We are seeing ever clearer recognition in public opinion and internationally of the role of nuclear in the fight against global warming and in building energy sovereignty.
In their latest reports, intergovernmental agencies (Intergovernmental Panel on Climate Change - IPCC, International Energy Agency - IEA) are increasingly seeing nuclear as an essential lever in the reduction of greenhouse gas (GHG) emissions.
At the end of September 2022, the International Atomic Energy Agency (IAEA) revised its forecasts upwards, and now expects 870 GW of nuclear power in 2050. Previously, it was predicting 790 GW, compared to 390 GW currently.
In France, the announcements made by the President of the Republic in Belfort, in February 2022, relaunched the nuclear program with the construction of 6 EPR2s, the first of which is scheduled to be operational by 2035,
and studies for a further 8 EPR2s. The plan also makes provision for the extension of the lifetime of existing reactors, in particular the 900 MW series, as well as investments of 1 billion euros between now and 2030 to be allocated to the development of advanced reactors: innovative small-scale reactors.
In the USA, for several years now, there has been a strong dynamic to accelerate innovation in the sector. With a program of more than $ 4Bn of subsidies, the USA is banking on the development of advanced reactors by

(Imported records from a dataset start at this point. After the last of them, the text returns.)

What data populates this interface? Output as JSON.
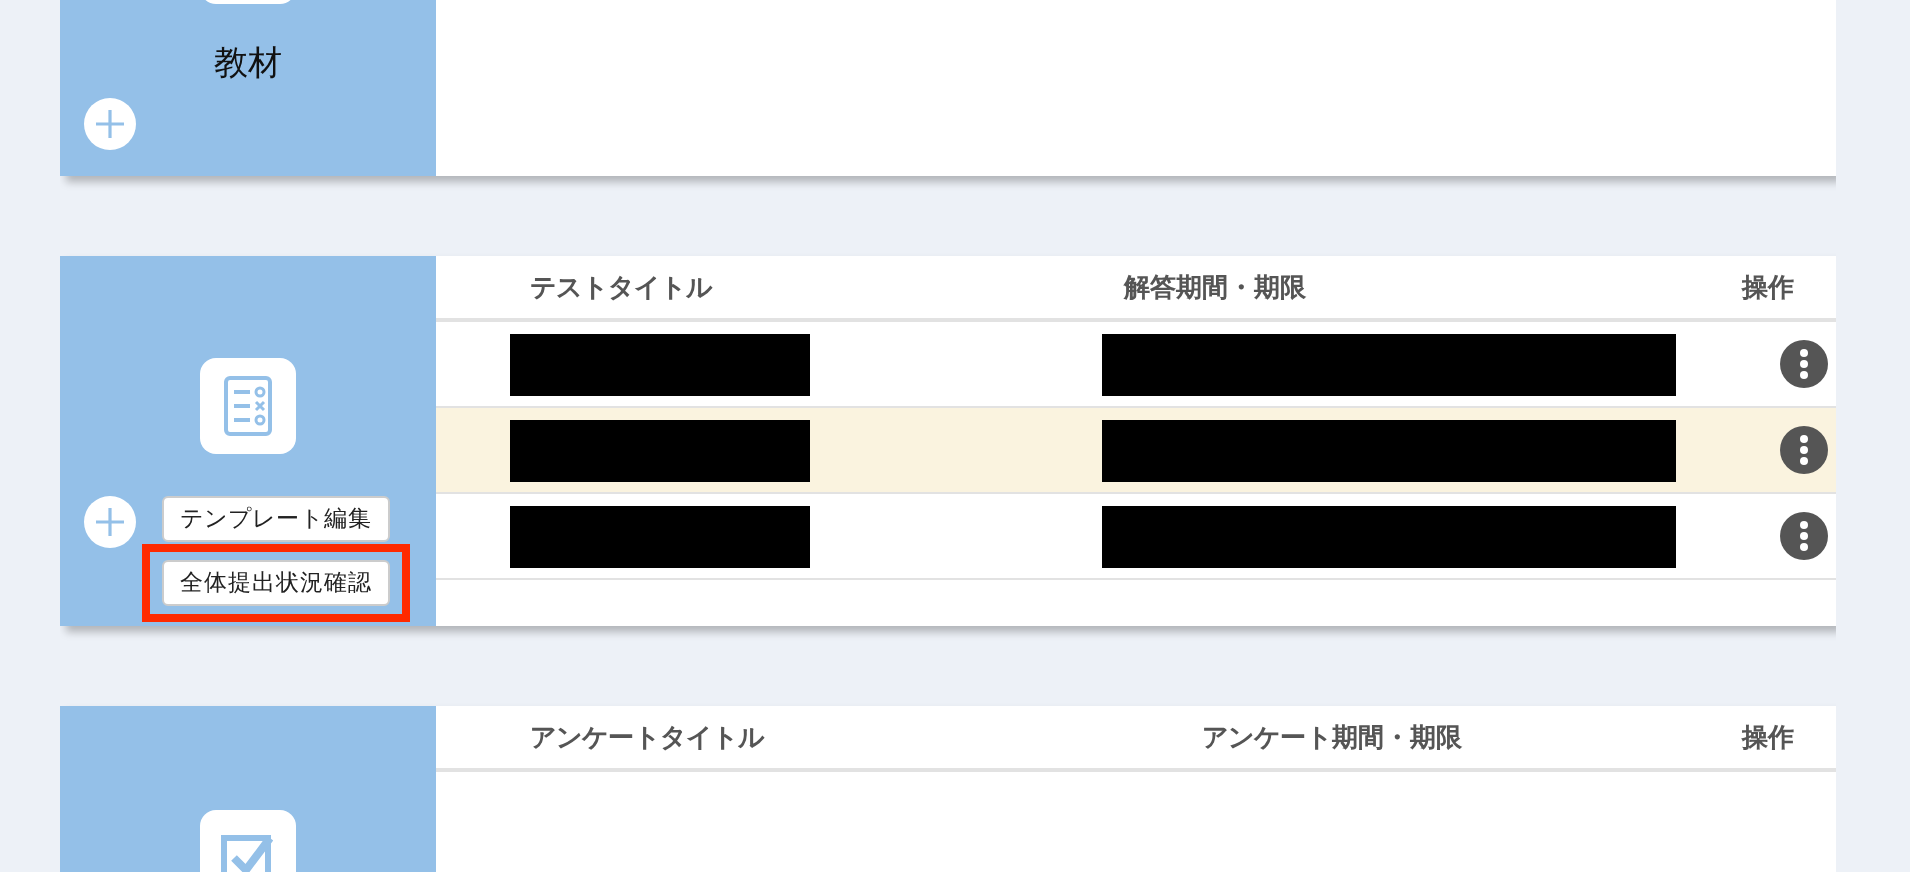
{
  "sections": [
    {
      "kind": "materials",
      "label": "教材"
    },
    {
      "kind": "tests",
      "columns": [
        "テストタイトル",
        "解答期間・期限",
        "操作"
      ],
      "rows": [
        {
          "redacted": true,
          "highlighted": false
        },
        {
          "redacted": true,
          "highlighted": true
        },
        {
          "redacted": true,
          "highlighted": false
        }
      ],
      "menu": [
        {
          "label": "テンプレート編集",
          "highlighted": false
        },
        {
          "label": "全体提出状況確認",
          "highlighted": true
        }
      ]
    },
    {
      "kind": "surveys",
      "columns": [
        "アンケートタイトル",
        "アンケート期間・期限",
        "操作"
      ]
    }
  ]
}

supporting start-ups. The ambition is clear: to regain sovereignty in nuclear, with the same method which has made it possible to see the emergence of SpaceX in the space sector or Tesla in the automotive sector! The level of support has been stepped

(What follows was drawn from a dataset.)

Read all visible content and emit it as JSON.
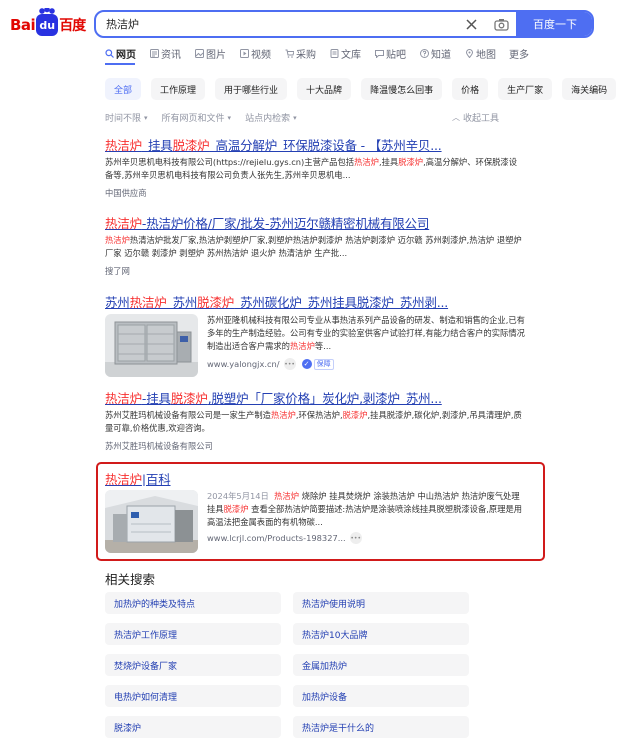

up with the invasion of Ukraine and the recent inflation act which earmarks $ 700 M for the fabrication of highly enriched fuel for these reactors.
Other countries are once again putting their faith in nuclear as a response to the energy crisis. Over the past few months, to cite just 3 examples:

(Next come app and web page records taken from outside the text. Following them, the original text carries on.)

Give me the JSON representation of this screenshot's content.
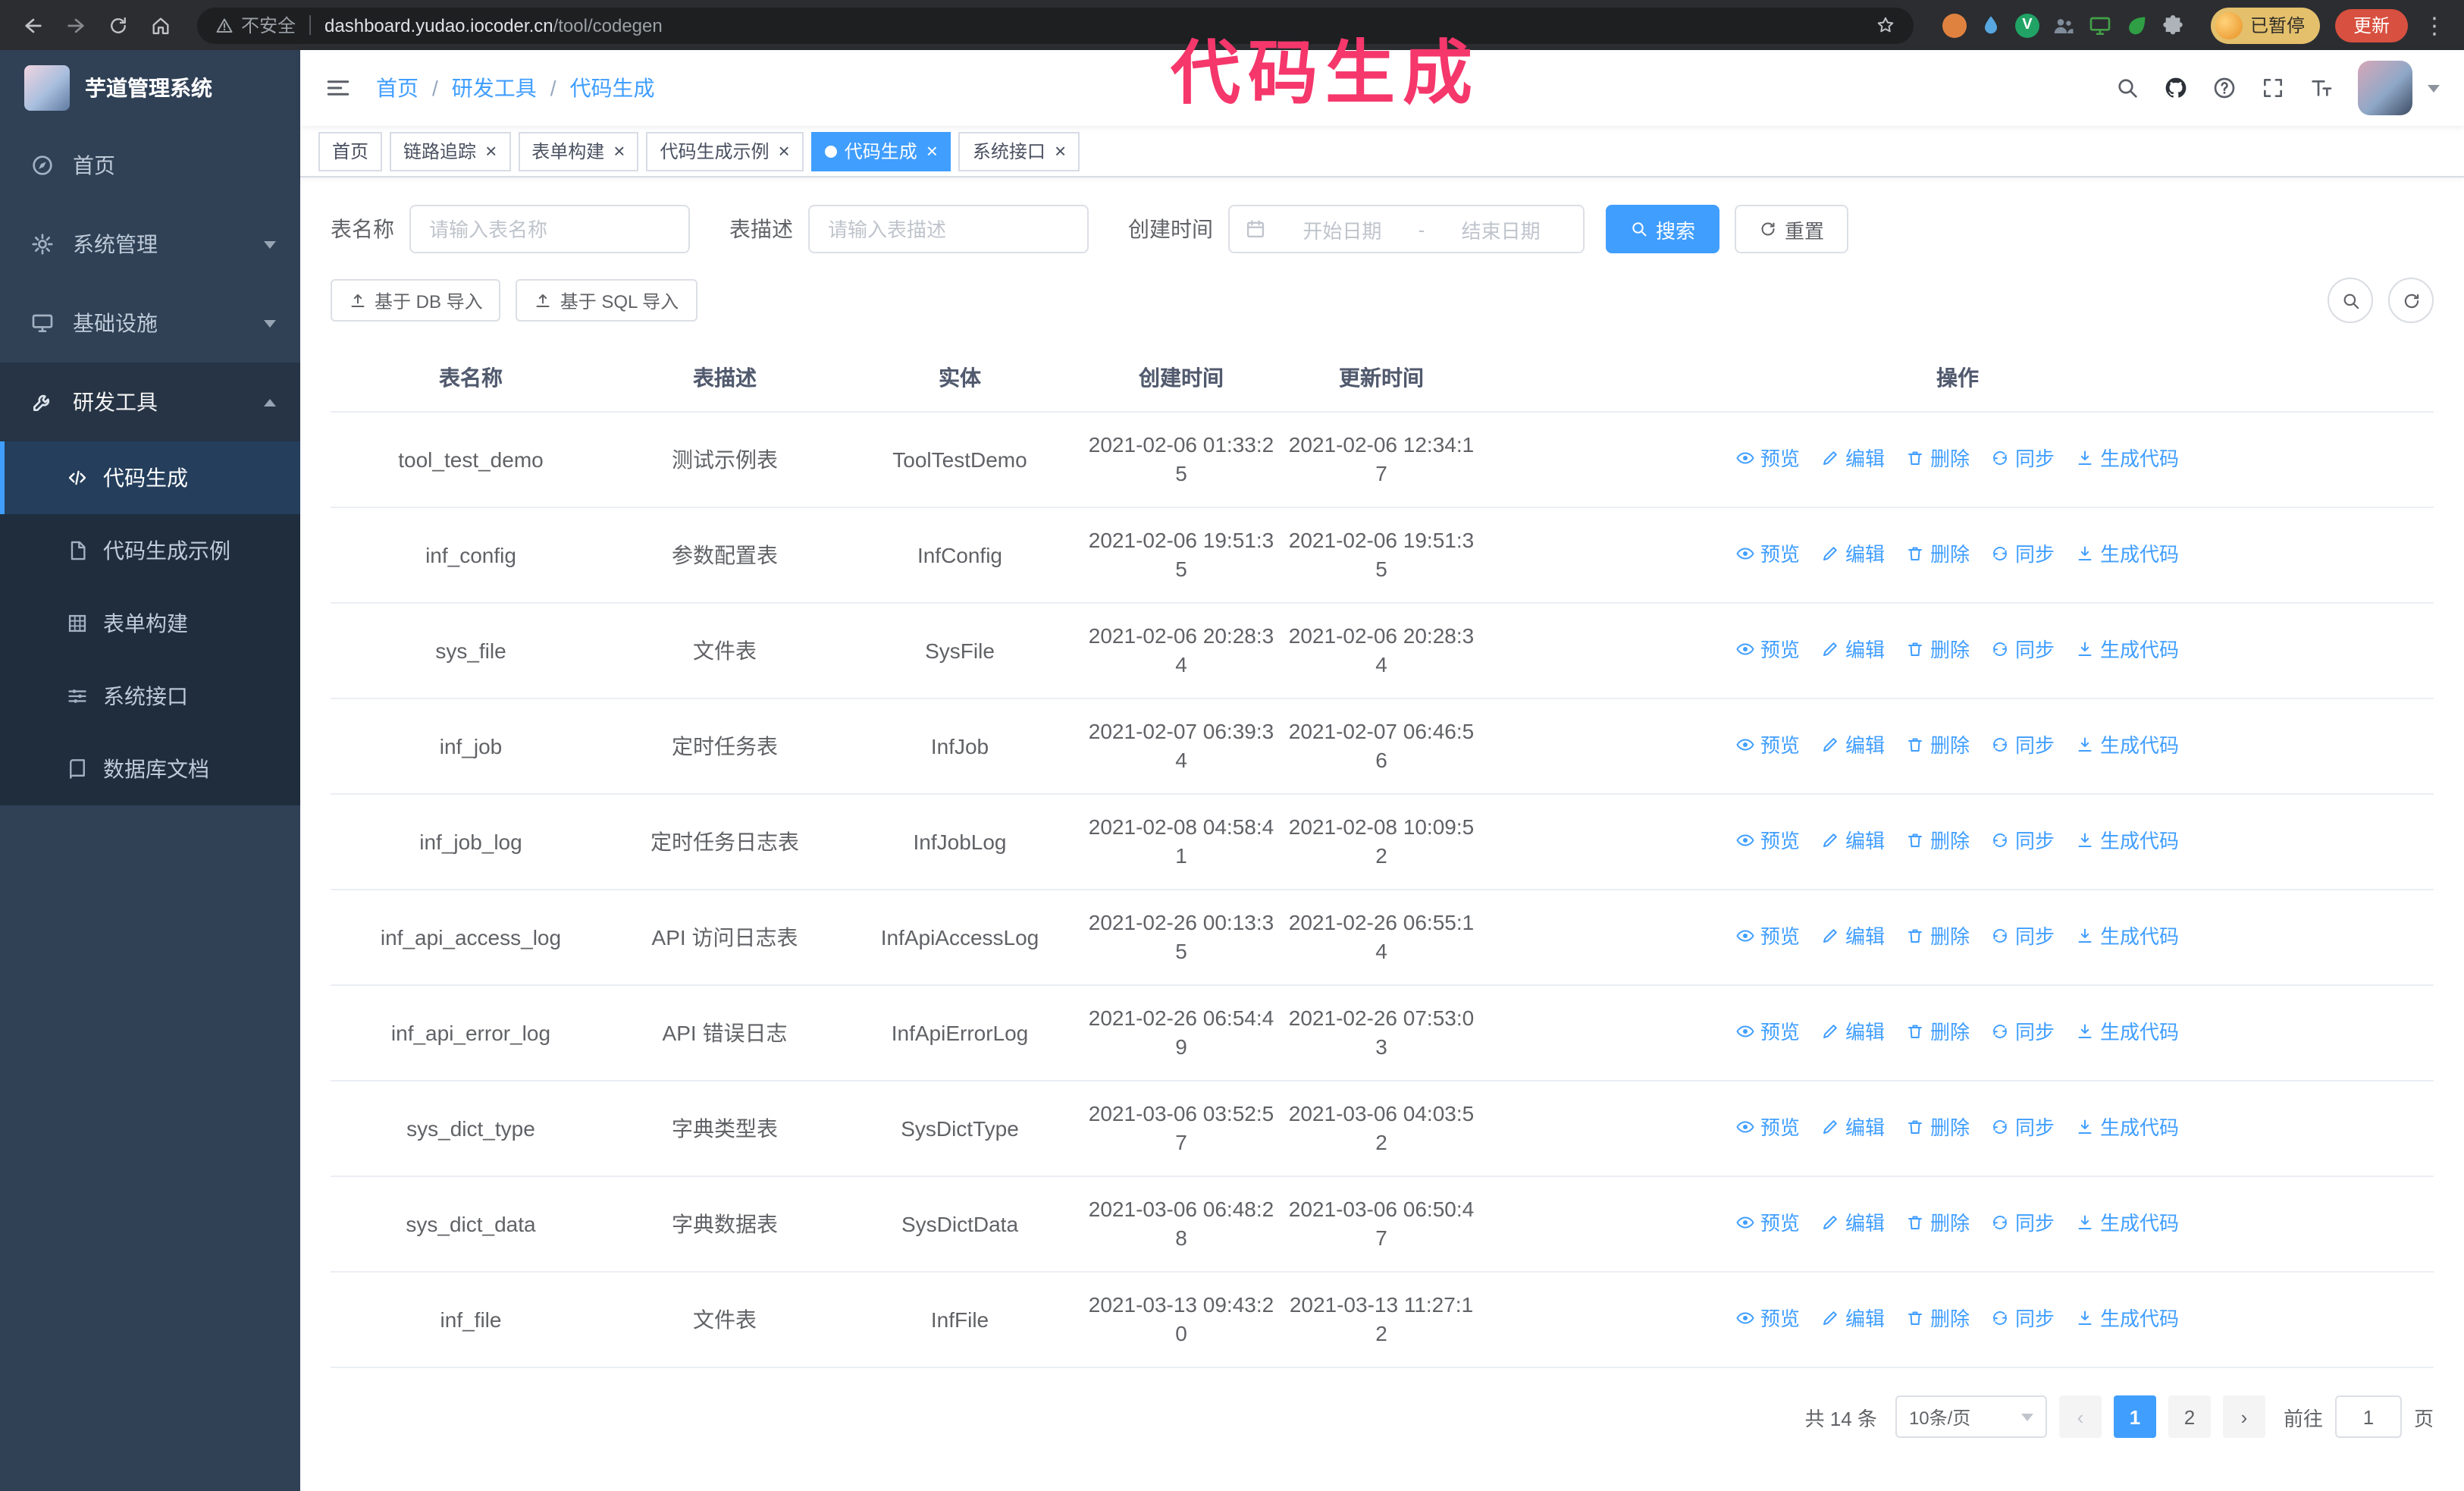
{
  "browser": {
    "security_warning": "不安全",
    "url_host": "dashboard.yudao.iocoder.cn",
    "url_path": "/tool/codegen",
    "paused_badge": "已暂停",
    "update_button": "更新",
    "extensions": [
      {
        "name": "extension-fox-icon",
        "type": "circle",
        "color": "#e0823f"
      },
      {
        "name": "extension-drop-icon",
        "type": "symbol",
        "symbol": "i-drop",
        "color": "#57a7e0"
      },
      {
        "name": "extension-v-icon",
        "type": "circle",
        "color": "#21a366",
        "glyph": "V"
      },
      {
        "name": "extension-people-icon",
        "type": "symbol",
        "symbol": "i-people",
        "color": "#7f8c9a"
      },
      {
        "name": "extension-screen-icon",
        "type": "symbol",
        "symbol": "i-monitor",
        "color": "#43a047"
      },
      {
        "name": "extension-leaf-icon",
        "type": "symbol",
        "symbol": "i-leaf",
        "color": "#2f9e44"
      },
      {
        "name": "extension-puzzle-icon",
        "type": "symbol",
        "symbol": "i-puzzle",
        "color": "#aeb3b9"
      }
    ]
  },
  "annotation": {
    "text": "代码生成",
    "color": "#f5376b"
  },
  "sidebar": {
    "app_title": "芋道管理系统",
    "menu": [
      {
        "id": "home",
        "label": "首页",
        "icon": "i-home"
      },
      {
        "id": "system",
        "label": "系统管理",
        "icon": "i-gear",
        "expandable": true
      },
      {
        "id": "infra",
        "label": "基础设施",
        "icon": "i-monitor",
        "expandable": true
      },
      {
        "id": "devtools",
        "label": "研发工具",
        "icon": "i-tools",
        "expandable": true,
        "expanded": true,
        "active": true,
        "children": [
          {
            "id": "codegen",
            "label": "代码生成",
            "icon": "i-code",
            "active": true
          },
          {
            "id": "codegen-example",
            "label": "代码生成示例",
            "icon": "i-doc"
          },
          {
            "id": "form-builder",
            "label": "表单构建",
            "icon": "i-grid"
          },
          {
            "id": "api",
            "label": "系统接口",
            "icon": "i-sliders"
          },
          {
            "id": "db-doc",
            "label": "数据库文档",
            "icon": "i-book"
          }
        ]
      }
    ]
  },
  "breadcrumb": [
    "首页",
    "研发工具",
    "代码生成"
  ],
  "tabs": [
    {
      "id": "home",
      "label": "首页",
      "closable": false
    },
    {
      "id": "tracer",
      "label": "链路追踪",
      "closable": true
    },
    {
      "id": "form-builder",
      "label": "表单构建",
      "closable": true
    },
    {
      "id": "codegen-example",
      "label": "代码生成示例",
      "closable": true
    },
    {
      "id": "codegen",
      "label": "代码生成",
      "closable": true,
      "active": true
    },
    {
      "id": "api",
      "label": "系统接口",
      "closable": true
    }
  ],
  "filters": {
    "table_name_label": "表名称",
    "table_name_placeholder": "请输入表名称",
    "table_desc_label": "表描述",
    "table_desc_placeholder": "请输入表描述",
    "create_time_label": "创建时间",
    "date_start_placeholder": "开始日期",
    "date_separator": "-",
    "date_end_placeholder": "结束日期",
    "search_button": "搜索",
    "reset_button": "重置"
  },
  "toolbar": {
    "import_db": "基于 DB 导入",
    "import_sql": "基于 SQL 导入"
  },
  "table": {
    "columns": [
      "表名称",
      "表描述",
      "实体",
      "创建时间",
      "更新时间",
      "操作"
    ],
    "actions": [
      {
        "id": "preview",
        "label": "预览",
        "icon": "i-eye"
      },
      {
        "id": "edit",
        "label": "编辑",
        "icon": "i-edit"
      },
      {
        "id": "delete",
        "label": "删除",
        "icon": "i-trash"
      },
      {
        "id": "sync",
        "label": "同步",
        "icon": "i-sync"
      },
      {
        "id": "generate",
        "label": "生成代码",
        "icon": "i-download"
      }
    ],
    "rows": [
      {
        "name": "tool_test_demo",
        "desc": "测试示例表",
        "entity": "ToolTestDemo",
        "created": "2021-02-06 01:33:25",
        "updated": "2021-02-06 12:34:17"
      },
      {
        "name": "inf_config",
        "desc": "参数配置表",
        "entity": "InfConfig",
        "created": "2021-02-06 19:51:35",
        "updated": "2021-02-06 19:51:35"
      },
      {
        "name": "sys_file",
        "desc": "文件表",
        "entity": "SysFile",
        "created": "2021-02-06 20:28:34",
        "updated": "2021-02-06 20:28:34"
      },
      {
        "name": "inf_job",
        "desc": "定时任务表",
        "entity": "InfJob",
        "created": "2021-02-07 06:39:34",
        "updated": "2021-02-07 06:46:56"
      },
      {
        "name": "inf_job_log",
        "desc": "定时任务日志表",
        "entity": "InfJobLog",
        "created": "2021-02-08 04:58:41",
        "updated": "2021-02-08 10:09:52"
      },
      {
        "name": "inf_api_access_log",
        "desc": "API 访问日志表",
        "entity": "InfApiAccessLog",
        "created": "2021-02-26 00:13:35",
        "updated": "2021-02-26 06:55:14"
      },
      {
        "name": "inf_api_error_log",
        "desc": "API 错误日志",
        "entity": "InfApiErrorLog",
        "created": "2021-02-26 06:54:49",
        "updated": "2021-02-26 07:53:03"
      },
      {
        "name": "sys_dict_type",
        "desc": "字典类型表",
        "entity": "SysDictType",
        "created": "2021-03-06 03:52:57",
        "updated": "2021-03-06 04:03:52"
      },
      {
        "name": "sys_dict_data",
        "desc": "字典数据表",
        "entity": "SysDictData",
        "created": "2021-03-06 06:48:28",
        "updated": "2021-03-06 06:50:47"
      },
      {
        "name": "inf_file",
        "desc": "文件表",
        "entity": "InfFile",
        "created": "2021-03-13 09:43:20",
        "updated": "2021-03-13 11:27:12"
      }
    ]
  },
  "pagination": {
    "total": "共 14 条",
    "page_size": "10条/页",
    "pages": [
      "1",
      "2"
    ],
    "active_page": "1",
    "goto_label": "前往",
    "goto_value": "1",
    "goto_suffix": "页"
  },
  "colors": {
    "accent": "#409eff",
    "sidebar_bg": "#304156",
    "submenu_bg": "#1f2d3d",
    "active_tab_bg": "#409eff",
    "annotation": "#f5376b"
  }
}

- Belgium has chosen to extend the lifetime of certain of its reactors;
- in the Netherlands, the new government's coalition agreement envisages the construction of two nuclear power plants;
- the UK has decided to triple installed nuclear capacity between now and 2050, as part of a new energy security strategy. The government is thus aiming for 24 GW of nuclear capacity by 2050 (compared to 7 today).
Did you know?
"62 reactors are under construction worldwide. China has commissioned 35 reactors between 2010 and 2020"
The arrival of a new generation of innovative reactors, such as SMR/AMR-type small modular reactors, will bring nuclear power into a new era. More compact and less costly to manufacture with a fuel cycle allowing the quantity of waste
to be reduced, they complement EPRs well.